The breadth of his vision reached much further out into the foundations of the sciences. He sought to understand what information experimental data convey and was engrossed by the apparent sloppiness of how models are devised and treated in different fields. In his address to the Inamori Foundation on receiving the Kyoto prize, Kalman heralded the scope of System Theory to this end, and underscored his conviction that “scientific modeling is a deductive exercise, and not a creative act.” His firm belief in a “prejudice-free” system theoretic perspective guided him through most of his life and he often emphasized how severely “under-developed” the subject of “system identification from noisy data” actually is, referring to this as “one of the most urgent scientific research problems of our day” . His criticism: “Whenever a model is built, it is always proper to ponder the basic scientific question: Is the model really based on the data?
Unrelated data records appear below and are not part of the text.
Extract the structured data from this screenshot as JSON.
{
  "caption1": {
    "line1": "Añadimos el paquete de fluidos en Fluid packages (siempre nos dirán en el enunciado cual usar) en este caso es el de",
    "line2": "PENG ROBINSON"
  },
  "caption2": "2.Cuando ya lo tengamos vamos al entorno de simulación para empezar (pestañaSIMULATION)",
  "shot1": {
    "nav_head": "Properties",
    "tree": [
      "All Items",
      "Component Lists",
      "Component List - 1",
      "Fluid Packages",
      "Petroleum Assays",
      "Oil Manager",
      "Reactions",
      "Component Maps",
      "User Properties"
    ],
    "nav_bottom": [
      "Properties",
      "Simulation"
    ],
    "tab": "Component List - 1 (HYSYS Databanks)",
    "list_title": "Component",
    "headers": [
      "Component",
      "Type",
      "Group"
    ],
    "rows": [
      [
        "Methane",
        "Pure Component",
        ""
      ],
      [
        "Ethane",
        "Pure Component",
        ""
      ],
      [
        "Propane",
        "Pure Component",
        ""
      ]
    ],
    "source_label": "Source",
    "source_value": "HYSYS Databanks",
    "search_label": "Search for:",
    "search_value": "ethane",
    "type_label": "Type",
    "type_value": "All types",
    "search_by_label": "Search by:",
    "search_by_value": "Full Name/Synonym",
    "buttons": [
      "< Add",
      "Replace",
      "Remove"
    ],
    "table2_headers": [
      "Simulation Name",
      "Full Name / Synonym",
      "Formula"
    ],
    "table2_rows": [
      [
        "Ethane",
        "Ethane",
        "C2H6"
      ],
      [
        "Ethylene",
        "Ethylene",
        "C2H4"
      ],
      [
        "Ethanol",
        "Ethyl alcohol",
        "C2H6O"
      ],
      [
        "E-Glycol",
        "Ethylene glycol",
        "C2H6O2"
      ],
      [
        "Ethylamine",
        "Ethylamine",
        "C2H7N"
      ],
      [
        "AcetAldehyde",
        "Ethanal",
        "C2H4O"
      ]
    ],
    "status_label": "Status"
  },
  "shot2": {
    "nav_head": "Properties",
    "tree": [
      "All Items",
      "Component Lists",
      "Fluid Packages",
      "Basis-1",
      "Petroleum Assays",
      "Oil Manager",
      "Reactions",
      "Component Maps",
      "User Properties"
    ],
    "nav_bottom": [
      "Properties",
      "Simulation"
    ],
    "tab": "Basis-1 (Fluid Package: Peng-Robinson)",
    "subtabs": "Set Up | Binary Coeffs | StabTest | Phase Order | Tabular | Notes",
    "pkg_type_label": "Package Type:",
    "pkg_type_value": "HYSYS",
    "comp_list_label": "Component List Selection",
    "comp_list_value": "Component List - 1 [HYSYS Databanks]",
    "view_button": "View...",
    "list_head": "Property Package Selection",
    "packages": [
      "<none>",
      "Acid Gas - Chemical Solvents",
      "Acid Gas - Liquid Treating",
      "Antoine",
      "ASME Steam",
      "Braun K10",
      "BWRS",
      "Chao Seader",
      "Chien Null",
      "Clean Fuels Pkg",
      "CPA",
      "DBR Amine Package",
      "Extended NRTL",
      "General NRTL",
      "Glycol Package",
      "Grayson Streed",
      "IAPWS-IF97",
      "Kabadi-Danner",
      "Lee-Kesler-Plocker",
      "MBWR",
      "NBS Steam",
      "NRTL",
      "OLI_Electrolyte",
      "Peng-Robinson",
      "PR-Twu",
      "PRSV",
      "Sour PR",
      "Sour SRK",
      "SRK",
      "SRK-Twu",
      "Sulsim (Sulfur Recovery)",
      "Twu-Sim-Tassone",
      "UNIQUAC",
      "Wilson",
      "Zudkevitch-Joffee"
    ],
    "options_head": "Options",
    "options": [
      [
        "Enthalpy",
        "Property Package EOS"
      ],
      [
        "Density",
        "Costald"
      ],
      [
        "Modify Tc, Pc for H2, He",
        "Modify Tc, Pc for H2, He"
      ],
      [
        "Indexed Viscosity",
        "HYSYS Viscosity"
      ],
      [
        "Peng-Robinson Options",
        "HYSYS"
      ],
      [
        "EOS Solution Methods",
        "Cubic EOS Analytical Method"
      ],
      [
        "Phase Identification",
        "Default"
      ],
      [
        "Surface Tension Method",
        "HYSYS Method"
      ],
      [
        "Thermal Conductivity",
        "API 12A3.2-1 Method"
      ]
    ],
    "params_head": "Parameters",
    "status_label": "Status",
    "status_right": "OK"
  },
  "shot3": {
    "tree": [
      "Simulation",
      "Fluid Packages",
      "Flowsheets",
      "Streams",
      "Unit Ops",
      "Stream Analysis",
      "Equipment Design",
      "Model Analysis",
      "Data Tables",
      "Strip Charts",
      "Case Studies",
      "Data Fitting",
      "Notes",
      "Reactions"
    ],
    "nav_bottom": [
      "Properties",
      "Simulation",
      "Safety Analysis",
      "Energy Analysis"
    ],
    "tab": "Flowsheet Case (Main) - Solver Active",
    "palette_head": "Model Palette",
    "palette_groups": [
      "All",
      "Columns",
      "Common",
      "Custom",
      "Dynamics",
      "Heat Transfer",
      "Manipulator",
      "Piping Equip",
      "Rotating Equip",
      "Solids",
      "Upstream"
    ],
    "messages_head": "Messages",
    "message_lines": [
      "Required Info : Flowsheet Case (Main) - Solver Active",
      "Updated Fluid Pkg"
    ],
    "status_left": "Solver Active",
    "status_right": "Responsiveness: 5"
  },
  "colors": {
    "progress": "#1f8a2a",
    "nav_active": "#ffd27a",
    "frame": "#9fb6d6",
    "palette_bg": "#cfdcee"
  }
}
Or is an artifact displaying the prejudices of its creator?” stands to lead future generations to reach the mountaintop that he sought.
Rudolf Kalman was an elected member of the National Academy of Sciences (USA), the American National Academy of Engineering (USA), and the American Academy of Arts and Sciences (USA). He was a foreign member of the Hungarian, French, and Russian Academies of Sciences. He was awarded many honorary doctorates from universities around the world. He received numerous awards including the IEEE Medal of Honor in 1974, the IEEE Centennial Medal in 1984, the Inamori foundation's Kyoto Prize in Advanced Technology in 1985, the Steele Prize of the American Mathematical Society in 1987, the Richard E. Bellman Control Heritage Award in 1997, and the National Academy of Engineering's Charles Stark Draper Prize in 2008. President Obama personally honored Kalman with the 2008 National Medal of Science, the highest recognition the United States bestows for advancement in science, technology, and innovation.
Rudolf Emil Kalman, the founder of the field of Mathematical System Theory and a giant in the field of Control, has left us. Until the very end of his life, he continued tirelessly to seek out the truth and ponder about the physical world and the world of ideas that we live in. The immense contributions and the light of his thought will shine bright for generations to come. He is dearly missed by all those who had the privilege to know him.